THE Castle Combe circuit’s Bristol Forklifts Autumn Classic has provided some memorable moments in its first five years but on Saturday, spectators witnessed a sight many thought they might never see, writes JOHN MOON.

It has been 20 years since a modern Formula One car last raced at the circuit and races with such machinery will never be run at Combe again.

But as part of the Autumn Classic’s three demonstration runs for a huge variety of rare and important vehicles, Welshman Steve Griffiths provided fans with a sight and sound which will remain with them for a long time as he took the Lotus Judd, resplendent in its original yellow Camel colours, around the 1.85 mile circuit.

Almost as intoxicating was a performance from the man who set the all-time outright record at the last F1 race in 1997.

Cheltenham’s Nigel Greensall, as an aside from his later race in the headlining GT & Sports Car Cup, demonstrated a 1975 Formula 5000 Lola T332, in a mock race with the car’s owner, Neil Glover - himself a very accomplished driver - who drove his Chevron B37 which American Peter Gethin raced in the US championship in 1976.

Event sponsor Julian Bronson from Bristol demonstrated his Scarab F1 from 1959, one of the last front-engined Grand Prix cars.

Rain in qualifying created a number of mixed-up grids, the slippery conditions favouring those with less powerful cars or more talent.

Among those was Sir John Chisholm who made the most of the wet conditions in qualifying to take a fine pole position in the Bristol Aeroplane Company Motor Sports Club Challenge Trophy race for 500cc Formula 3 cars.

His unusual Arnott was totally outclassed in the dry race, from which he retired, the win going to Darrell Woods ahead of Xavier Kingsland, both driving Starides.

Stuart Wright was third in the Cooper Mk XI.

Also showing his immense skill in the wet qualifying conditions of the GT & Sports Car Cup race was Greensall.

Driving the GT3 class E Type Jaguar in which he had led the prestigious Kinrara Trophy race at Goodwood, the Cheltenham man again humbled the lightweight Jaguars and Cobras from the GT4 class with a time 1.8 seconds faster than his nearest rivals, Philip Walker and Miles Griffiths in Walker’s Lotus 15.

It was the first time the one-hour race had visited Castle Combe, with only four high profile rounds are held each year.

Compulsory pit stops are a feature of the races, with the owners having to complete at least 50 per cent of the driving, preventing professionals like Greensall from dominating.

His teammate, Chris Milner, started the race but Walker in the Lotus made the early running.
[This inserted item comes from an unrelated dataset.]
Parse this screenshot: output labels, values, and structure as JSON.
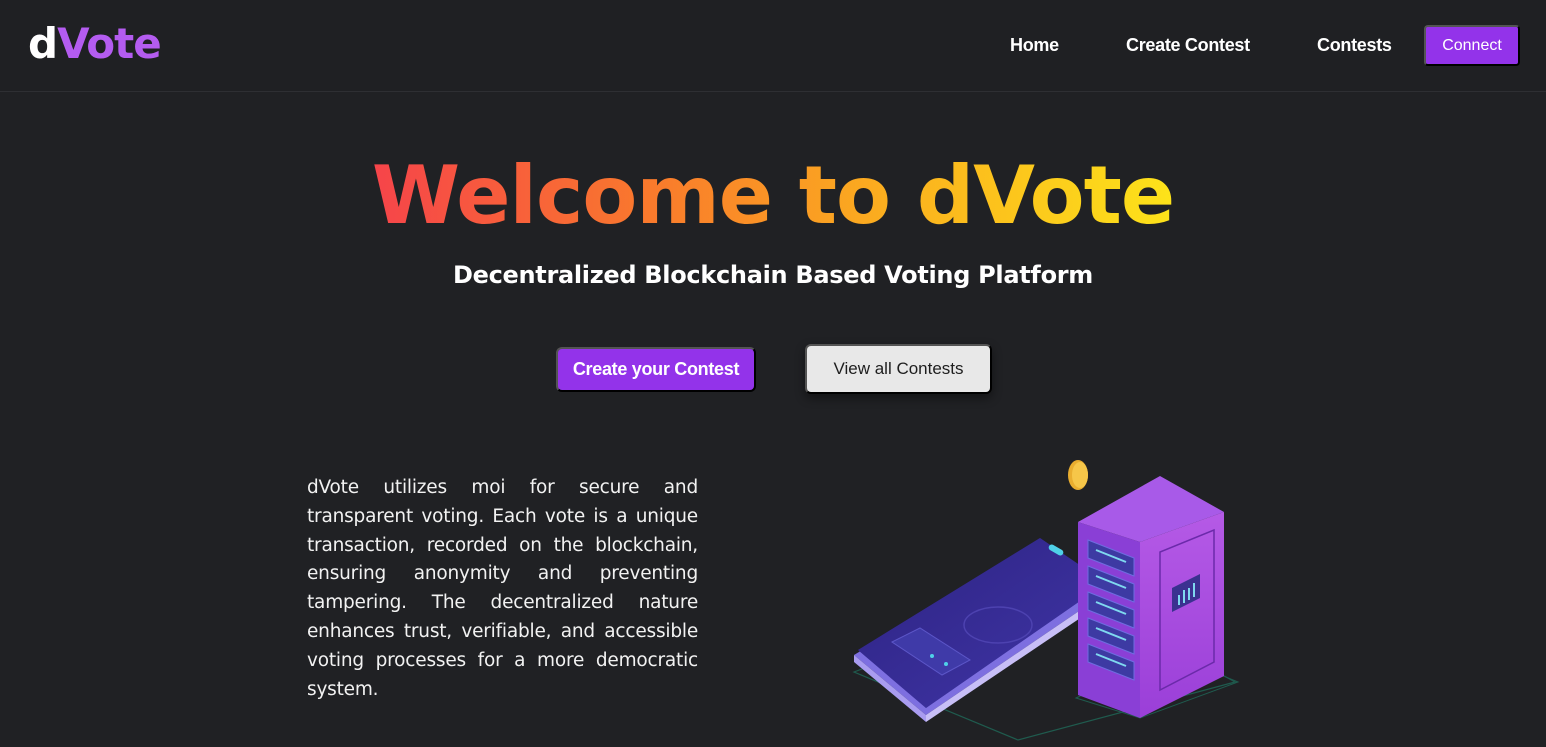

Ben Adams, solo driving a Lola Mk1 took the lead as the race evolved, with Nailsea’s Mark Williams moving up to hold third.
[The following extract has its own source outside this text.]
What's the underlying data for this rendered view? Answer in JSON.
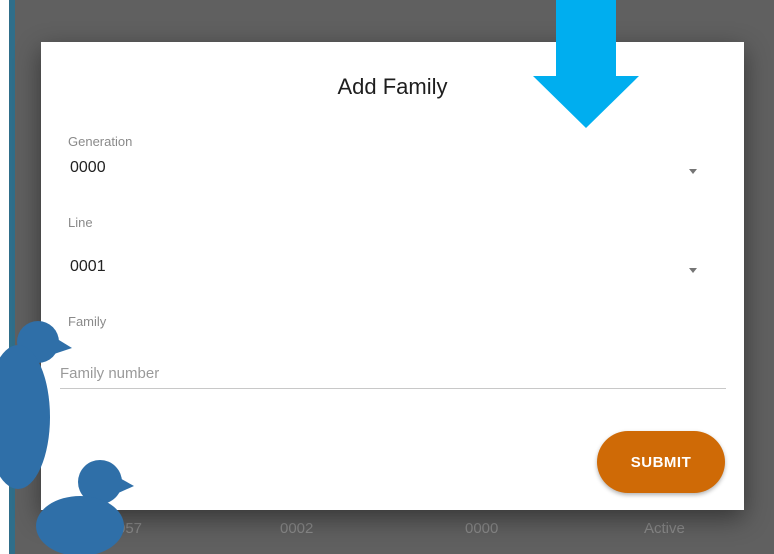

The pit stops, which saw Walker vacate the Lotus for his young hot-shoe Griffiths, were not kind to Adams who had to remain stationary for a minute.

This played into the hands of Walker and Griffiths, the Lola unable to recover and the win going to the Lotus team.

Despite an engine problem which reduced the Cobra’s power by 70 bhp, Williams drove valiantly to retain third. Greensall meanwhile used all his skill to recover the E Type to fourth, ahead of a host of faster cars.

The Healey 3000 team of Chris Clarkson, from Westbury on Trym, and Dave Smithies, from Flax Bourton, overcame an electrical issue in qualifying to take 10th overall and third in class.

The 'Silverline' Historic Formula Junior championship race saw Ben Tilley take victory in the Lotus 22 with pole man Peter De La Roche in the drum-braked BMC Mk 2 a fine second. Richard Smeeton was third in the unusual Wainer.

Patrick Blakeney-Edwards dominated the Vintage Sports Car Club’s Formula Vintage race for Pre-war sports, taking his Frazer Nash Super Sports from pole to a five-second win over his young rival Eddy Williams in a similar car.

Mark Gillies was over-optimistic at the restart after an initial ‘Safety Car’ period, taking third on the road in his Aston Martin Monoposto, but was demoted to fifth with a 30 second penalty, handing his place to Tim Kneller in the Riley TT Sprite.

The Bristol-based Jaguar Enthusiast’s Club’s Norman Dewis Trophy race for pre '66 Jaguars saw E Types dominate the dry 30-minute encounter.

Harry Wyndham drove a fine race from ninth on the grid to take the win, with the flamboyant Grant Williams sliding his way to second.

Milner improved dramatically from his 17th place qualifying slot to take third in the same E Type which later featured in the GT & Sports Car Cup race.

The Jon Gross Memorial Trophy race for Historic Aston Martins saw West Country property magnate Steve Boultbee Brooks take his DB3S to its third consecutive win at the Autumn Classic.

That feat was repeated in the well-supported FiSCaR '50s Inter-marque' race, some three seconds ahead of the Lotus Elite of Robin Ellis.

Nick Matthews added variety to the podium with his Austin Healey 100/4.